“After I beat Sayed, there’ll be nothing more for me to do in EFC I feel that I have done everything. Yeah, definitely I think the next is to try and fight in the UFC or any other big promotion.”

Onnit Primal Bells
Continue Reading


UFC 219’s Jimmie Rivera to TJ Dillashaw “Defend Your Belt or Vacate.”

Harry Davies



MMA Latest had the chance to talk to #4 ranked UFC bantamweight Jimmie “El Terror” Rivera ahead of his fight at UFC 219 against John Lineker.

Rivera (21-1) extended his unbeaten run to twenty when he defeated Thomas Almeida at UFC Long Island in July. Originally scheduled to face former bantamweight champion Dominick Cruz, we began by asking Rivera how the opponent change had affected his preparation for UFC 219.

The only thing that’s changed is the game plan, everything else stays the same.
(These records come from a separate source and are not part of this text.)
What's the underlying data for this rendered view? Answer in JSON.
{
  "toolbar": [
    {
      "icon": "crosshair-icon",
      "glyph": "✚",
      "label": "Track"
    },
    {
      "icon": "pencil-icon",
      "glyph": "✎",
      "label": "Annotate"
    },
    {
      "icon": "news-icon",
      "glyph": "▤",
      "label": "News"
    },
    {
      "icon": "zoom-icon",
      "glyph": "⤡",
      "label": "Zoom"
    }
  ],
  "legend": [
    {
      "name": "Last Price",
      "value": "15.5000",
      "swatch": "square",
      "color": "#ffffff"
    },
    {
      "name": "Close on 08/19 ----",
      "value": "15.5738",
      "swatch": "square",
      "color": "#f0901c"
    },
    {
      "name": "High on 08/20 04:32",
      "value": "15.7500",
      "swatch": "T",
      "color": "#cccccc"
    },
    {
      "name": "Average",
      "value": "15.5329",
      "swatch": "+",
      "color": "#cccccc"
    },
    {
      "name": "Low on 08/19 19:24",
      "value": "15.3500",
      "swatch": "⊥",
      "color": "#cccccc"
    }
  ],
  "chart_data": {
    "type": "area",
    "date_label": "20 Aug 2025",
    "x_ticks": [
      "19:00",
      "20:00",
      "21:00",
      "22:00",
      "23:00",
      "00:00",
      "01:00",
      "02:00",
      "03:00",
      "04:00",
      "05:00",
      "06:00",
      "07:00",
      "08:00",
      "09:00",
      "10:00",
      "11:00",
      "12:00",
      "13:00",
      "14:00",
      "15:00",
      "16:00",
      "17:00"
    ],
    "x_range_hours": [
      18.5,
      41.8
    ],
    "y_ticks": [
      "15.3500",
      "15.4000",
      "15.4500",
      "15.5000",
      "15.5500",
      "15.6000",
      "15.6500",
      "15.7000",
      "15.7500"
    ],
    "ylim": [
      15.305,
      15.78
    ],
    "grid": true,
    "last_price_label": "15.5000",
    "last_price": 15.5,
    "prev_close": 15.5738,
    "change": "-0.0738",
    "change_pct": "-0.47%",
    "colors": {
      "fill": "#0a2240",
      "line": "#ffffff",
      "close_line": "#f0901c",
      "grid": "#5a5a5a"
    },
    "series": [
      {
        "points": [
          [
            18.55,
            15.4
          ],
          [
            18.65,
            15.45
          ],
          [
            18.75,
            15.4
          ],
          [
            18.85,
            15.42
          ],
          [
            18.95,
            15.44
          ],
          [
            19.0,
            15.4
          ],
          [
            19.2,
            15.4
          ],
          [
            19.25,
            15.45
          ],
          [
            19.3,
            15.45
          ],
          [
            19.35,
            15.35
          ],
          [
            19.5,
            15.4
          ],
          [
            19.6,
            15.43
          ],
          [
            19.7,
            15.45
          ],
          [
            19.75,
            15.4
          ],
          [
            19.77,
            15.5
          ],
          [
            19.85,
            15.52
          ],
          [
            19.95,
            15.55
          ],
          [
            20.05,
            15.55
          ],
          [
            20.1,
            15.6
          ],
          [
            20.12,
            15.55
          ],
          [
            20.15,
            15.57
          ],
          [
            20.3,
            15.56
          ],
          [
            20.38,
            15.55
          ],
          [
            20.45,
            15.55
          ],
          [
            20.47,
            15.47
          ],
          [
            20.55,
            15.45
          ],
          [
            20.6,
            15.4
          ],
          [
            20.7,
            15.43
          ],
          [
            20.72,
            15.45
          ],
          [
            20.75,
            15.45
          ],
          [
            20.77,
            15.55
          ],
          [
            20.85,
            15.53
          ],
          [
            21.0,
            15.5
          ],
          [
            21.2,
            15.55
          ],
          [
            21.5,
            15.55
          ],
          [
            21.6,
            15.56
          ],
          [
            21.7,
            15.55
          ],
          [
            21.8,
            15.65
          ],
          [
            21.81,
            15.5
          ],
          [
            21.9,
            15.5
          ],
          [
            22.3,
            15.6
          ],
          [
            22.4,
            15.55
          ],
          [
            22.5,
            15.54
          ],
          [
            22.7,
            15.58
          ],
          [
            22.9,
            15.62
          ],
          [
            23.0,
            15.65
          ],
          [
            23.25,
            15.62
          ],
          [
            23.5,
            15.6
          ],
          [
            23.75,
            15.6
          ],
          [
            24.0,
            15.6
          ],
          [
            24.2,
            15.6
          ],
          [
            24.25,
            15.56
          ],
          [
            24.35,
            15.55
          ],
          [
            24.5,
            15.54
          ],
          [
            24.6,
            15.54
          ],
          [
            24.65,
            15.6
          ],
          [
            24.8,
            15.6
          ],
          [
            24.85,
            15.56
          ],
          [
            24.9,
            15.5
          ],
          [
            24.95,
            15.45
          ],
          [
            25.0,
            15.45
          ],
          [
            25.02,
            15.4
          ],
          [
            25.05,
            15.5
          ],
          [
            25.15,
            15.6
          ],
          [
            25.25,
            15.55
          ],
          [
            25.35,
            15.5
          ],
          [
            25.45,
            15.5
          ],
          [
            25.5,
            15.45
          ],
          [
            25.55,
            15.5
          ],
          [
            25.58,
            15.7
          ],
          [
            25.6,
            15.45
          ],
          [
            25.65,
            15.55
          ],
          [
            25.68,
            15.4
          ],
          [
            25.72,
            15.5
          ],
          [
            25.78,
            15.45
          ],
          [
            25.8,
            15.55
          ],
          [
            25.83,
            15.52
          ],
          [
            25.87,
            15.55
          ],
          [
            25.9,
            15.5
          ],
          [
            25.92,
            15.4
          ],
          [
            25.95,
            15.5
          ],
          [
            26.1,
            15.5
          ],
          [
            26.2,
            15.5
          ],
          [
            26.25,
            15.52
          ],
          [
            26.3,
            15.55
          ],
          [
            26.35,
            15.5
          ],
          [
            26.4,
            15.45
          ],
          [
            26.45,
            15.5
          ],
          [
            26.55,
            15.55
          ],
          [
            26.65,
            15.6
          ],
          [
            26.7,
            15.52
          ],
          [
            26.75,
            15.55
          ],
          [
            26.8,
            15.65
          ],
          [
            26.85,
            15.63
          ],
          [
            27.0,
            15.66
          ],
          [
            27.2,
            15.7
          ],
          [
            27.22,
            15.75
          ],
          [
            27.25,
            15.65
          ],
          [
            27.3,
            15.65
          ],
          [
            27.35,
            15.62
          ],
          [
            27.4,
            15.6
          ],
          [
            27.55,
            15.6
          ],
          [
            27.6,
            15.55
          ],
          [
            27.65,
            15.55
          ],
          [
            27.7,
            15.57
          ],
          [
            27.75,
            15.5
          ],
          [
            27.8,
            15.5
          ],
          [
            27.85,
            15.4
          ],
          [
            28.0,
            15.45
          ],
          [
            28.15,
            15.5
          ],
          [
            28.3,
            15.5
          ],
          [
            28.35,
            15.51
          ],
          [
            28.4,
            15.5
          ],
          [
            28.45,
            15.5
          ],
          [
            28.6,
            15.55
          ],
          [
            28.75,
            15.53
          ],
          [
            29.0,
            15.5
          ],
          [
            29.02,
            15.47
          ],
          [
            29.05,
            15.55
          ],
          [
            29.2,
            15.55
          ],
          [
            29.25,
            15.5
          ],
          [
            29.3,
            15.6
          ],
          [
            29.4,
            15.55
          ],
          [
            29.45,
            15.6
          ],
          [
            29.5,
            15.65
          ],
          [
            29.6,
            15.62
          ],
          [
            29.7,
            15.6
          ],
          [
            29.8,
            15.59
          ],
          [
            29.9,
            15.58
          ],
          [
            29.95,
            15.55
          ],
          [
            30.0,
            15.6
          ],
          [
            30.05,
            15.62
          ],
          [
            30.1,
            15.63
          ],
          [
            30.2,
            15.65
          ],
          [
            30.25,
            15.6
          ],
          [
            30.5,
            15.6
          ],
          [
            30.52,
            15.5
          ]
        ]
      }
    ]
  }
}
Cruz is more of an irritating fight because he just doesn’t stop moving, but with Lineker, he’s going to stay in the pocket and bang, and I love that.

Recently, Rivera posted a video to his Twitter account of him sparring with the recently crowned bantamweight champion, TJ Dillashaw. He told us about the context of this video, and how the sparring went down between them.

It was 3 or 4 years back. I think TJ had just lost to (John) Dodson on TUF. My teammate Louis Gaudinot was actually fighting Tim Elliott at the time, and we were in Milwaukee so I got to train with (Urijah) Faber and Dillashaw.

I just sent it to TJ to say, don’t forget what happened. I was getting the best of him, and I don’t really brag about it. But he wants to leave the weight class and fight DJ for the money fight, and I want to fight for the belt, so it’s defend your belt or vacate.

After briefly referencing the potential superfight between Demetrious Johnson and TJ Dillashaw, I asked Rivera about his thoughts on the somewhat flawed UFC rankings system, and title fights being put together purely for entertainment value.

It sucks. When I become champ I won’t be like a TJ or McGregor, I’m going to be like Demetrious Johnson and defend my belt against people coming up, it’s the right thing to do. If you want to win the belt and leave the division straight away, it’s kind of bullshit.

Rivera concluded by telling me that although he isn’t looking past Lineker at 219, “the only fight that makes sense after this one, is fighting TJ for the belt.”

Onnit Primal Bells
Continue Reading